The most interesting thing about today’s session of prime minister’s questions was not the contest between Nick Clegg and Harriet Harman (although Harman was, as always, an impressive stand-in, and Clegg did better than he previously has), but the reaction of Tory backbenchers, who were given their chance to put the deputy PM on the spot.
Clegg always struggles a bit in PMQs, partly through no fault of his own – his parliamentary party is simply not big enough to give him loud support against the heckles of Labour and the silence of many of the Tories who enjoy seeing him squirm.

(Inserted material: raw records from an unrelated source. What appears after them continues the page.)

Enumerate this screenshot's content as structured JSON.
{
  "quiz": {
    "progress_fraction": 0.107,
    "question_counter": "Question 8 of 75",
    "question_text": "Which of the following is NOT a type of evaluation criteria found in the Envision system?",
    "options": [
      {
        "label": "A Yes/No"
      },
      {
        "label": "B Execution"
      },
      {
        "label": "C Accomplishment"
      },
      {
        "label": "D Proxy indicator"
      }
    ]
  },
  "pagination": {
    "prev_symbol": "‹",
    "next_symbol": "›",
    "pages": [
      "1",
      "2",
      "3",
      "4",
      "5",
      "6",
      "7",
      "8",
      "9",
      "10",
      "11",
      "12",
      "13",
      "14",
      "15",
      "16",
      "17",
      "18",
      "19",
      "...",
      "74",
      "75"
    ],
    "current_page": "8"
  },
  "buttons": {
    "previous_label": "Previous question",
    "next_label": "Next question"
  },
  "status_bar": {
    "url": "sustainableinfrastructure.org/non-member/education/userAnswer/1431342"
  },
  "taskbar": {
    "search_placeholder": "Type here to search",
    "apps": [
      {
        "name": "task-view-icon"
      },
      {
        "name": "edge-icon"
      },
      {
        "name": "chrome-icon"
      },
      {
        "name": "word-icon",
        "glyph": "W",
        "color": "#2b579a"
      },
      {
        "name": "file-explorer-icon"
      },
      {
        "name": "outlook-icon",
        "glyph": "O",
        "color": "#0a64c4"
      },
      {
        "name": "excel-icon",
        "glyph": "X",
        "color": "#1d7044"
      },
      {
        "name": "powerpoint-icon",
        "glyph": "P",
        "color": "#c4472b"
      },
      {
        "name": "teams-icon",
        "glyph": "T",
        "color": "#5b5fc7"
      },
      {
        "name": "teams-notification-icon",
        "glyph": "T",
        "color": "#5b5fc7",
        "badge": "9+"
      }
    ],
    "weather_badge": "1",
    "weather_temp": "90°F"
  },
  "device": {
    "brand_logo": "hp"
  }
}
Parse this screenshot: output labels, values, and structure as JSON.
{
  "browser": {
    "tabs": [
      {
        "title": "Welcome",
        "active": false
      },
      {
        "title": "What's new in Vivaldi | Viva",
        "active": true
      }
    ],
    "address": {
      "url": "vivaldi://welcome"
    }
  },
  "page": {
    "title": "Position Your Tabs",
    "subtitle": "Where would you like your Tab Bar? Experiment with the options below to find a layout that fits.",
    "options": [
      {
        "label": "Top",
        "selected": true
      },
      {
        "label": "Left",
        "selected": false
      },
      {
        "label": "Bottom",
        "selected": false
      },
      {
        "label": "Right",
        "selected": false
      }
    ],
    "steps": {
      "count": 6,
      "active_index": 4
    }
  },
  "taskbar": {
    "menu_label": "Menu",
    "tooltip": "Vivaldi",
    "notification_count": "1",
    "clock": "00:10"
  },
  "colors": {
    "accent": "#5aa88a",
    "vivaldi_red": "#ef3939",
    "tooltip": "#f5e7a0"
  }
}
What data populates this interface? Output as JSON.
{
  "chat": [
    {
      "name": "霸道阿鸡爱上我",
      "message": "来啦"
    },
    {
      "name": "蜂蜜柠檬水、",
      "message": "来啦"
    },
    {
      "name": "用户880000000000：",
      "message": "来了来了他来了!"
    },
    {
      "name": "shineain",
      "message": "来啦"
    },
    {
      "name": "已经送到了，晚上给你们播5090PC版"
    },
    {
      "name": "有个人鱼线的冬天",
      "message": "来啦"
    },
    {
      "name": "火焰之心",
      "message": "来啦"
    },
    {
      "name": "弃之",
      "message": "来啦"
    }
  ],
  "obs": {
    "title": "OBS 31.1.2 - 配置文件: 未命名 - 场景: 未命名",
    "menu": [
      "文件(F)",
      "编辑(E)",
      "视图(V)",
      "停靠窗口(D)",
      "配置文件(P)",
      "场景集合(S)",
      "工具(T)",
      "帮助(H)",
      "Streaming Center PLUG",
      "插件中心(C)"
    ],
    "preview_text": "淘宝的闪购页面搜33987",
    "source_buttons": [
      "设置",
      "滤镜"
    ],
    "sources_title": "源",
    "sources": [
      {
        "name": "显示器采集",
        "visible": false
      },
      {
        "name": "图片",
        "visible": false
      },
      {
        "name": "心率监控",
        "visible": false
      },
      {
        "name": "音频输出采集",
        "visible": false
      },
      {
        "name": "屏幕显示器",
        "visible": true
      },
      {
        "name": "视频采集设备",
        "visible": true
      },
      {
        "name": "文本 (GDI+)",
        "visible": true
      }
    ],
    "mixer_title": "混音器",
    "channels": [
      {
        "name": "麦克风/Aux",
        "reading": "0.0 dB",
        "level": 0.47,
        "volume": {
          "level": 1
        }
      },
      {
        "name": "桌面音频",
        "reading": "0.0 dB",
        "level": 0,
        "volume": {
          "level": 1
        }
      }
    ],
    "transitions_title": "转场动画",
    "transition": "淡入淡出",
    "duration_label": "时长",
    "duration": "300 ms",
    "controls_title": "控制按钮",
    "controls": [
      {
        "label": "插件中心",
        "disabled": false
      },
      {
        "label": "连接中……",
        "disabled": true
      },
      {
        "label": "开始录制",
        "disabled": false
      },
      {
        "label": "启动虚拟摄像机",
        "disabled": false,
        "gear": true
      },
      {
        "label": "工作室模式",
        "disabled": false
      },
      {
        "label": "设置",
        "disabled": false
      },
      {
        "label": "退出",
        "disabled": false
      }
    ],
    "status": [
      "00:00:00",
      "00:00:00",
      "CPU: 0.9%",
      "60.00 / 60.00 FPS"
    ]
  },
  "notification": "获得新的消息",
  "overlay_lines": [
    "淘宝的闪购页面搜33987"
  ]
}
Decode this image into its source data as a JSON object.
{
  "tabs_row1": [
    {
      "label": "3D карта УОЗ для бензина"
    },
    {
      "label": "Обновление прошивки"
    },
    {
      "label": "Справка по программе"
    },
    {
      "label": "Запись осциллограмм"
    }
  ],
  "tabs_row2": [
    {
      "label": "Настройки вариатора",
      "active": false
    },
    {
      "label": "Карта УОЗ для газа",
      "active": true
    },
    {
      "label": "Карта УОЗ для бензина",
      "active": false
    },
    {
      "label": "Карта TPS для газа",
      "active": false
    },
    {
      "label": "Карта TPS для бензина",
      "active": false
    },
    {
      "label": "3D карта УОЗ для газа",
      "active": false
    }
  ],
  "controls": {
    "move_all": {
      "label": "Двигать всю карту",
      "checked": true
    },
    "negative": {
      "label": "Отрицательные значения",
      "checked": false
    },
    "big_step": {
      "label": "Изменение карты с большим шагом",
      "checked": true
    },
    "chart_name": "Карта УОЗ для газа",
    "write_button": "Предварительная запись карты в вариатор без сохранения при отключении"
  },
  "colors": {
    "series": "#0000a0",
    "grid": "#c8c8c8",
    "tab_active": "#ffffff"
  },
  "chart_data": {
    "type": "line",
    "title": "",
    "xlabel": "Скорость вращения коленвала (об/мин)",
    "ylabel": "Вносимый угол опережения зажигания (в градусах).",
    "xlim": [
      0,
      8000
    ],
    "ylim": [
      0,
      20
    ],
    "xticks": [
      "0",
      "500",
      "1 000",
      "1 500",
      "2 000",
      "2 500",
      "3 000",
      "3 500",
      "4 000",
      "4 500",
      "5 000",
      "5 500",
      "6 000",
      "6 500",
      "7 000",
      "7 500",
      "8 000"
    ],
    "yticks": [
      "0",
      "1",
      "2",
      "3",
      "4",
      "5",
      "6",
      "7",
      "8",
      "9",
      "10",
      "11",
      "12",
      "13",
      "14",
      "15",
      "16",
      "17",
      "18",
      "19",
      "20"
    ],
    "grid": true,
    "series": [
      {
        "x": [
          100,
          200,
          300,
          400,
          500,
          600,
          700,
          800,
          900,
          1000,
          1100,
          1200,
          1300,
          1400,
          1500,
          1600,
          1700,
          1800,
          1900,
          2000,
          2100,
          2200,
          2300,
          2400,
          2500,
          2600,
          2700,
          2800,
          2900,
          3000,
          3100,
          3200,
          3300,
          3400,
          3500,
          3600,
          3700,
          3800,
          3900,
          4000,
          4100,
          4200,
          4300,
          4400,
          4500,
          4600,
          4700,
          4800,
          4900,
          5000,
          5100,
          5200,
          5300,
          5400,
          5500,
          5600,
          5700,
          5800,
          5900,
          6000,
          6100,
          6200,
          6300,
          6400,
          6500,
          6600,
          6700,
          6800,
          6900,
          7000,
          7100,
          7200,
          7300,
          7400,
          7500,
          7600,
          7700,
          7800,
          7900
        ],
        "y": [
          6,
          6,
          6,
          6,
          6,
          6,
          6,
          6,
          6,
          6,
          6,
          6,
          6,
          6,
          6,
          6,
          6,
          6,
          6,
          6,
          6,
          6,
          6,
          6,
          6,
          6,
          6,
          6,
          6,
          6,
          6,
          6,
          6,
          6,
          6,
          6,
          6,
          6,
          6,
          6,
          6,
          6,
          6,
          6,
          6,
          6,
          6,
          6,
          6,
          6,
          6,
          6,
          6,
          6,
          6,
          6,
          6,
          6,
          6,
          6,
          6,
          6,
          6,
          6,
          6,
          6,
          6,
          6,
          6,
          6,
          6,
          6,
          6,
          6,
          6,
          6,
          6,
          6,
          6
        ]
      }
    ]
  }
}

But things were even worse today. Not only did his coalition colleagues fail to lend him their vocal support, but several of them openly tried to attack or embarrass him. Read more
Terry Smith, chief executive of Tullett Prebon, was among those making the case this evening for bigger, deeper cuts at a fringe event. The businessman called for a Plan B: not the “Keynesian stance of Ed Balls” but something else: “Deeper cuts, or, real cuts, we haven’t really had any cuts so far.”
Clearly this would not be music to the ears of the left; but then Smith estimates that Britain’s real debt (including pension liabilities, PFI commitments, bank guarantees etc) is about £3.6 trillion – or £60,000 per capita.
He warned that the biggest areas of public employment – public sector, housing and finance – were unlikely to experience growth in the near future. Cuts were inevitable: “It’s only a question of when the markets will impose them.”
His counter-intuitive theory is that banks don’t have enough capital to lend because people will not deposit money with them when interest Read more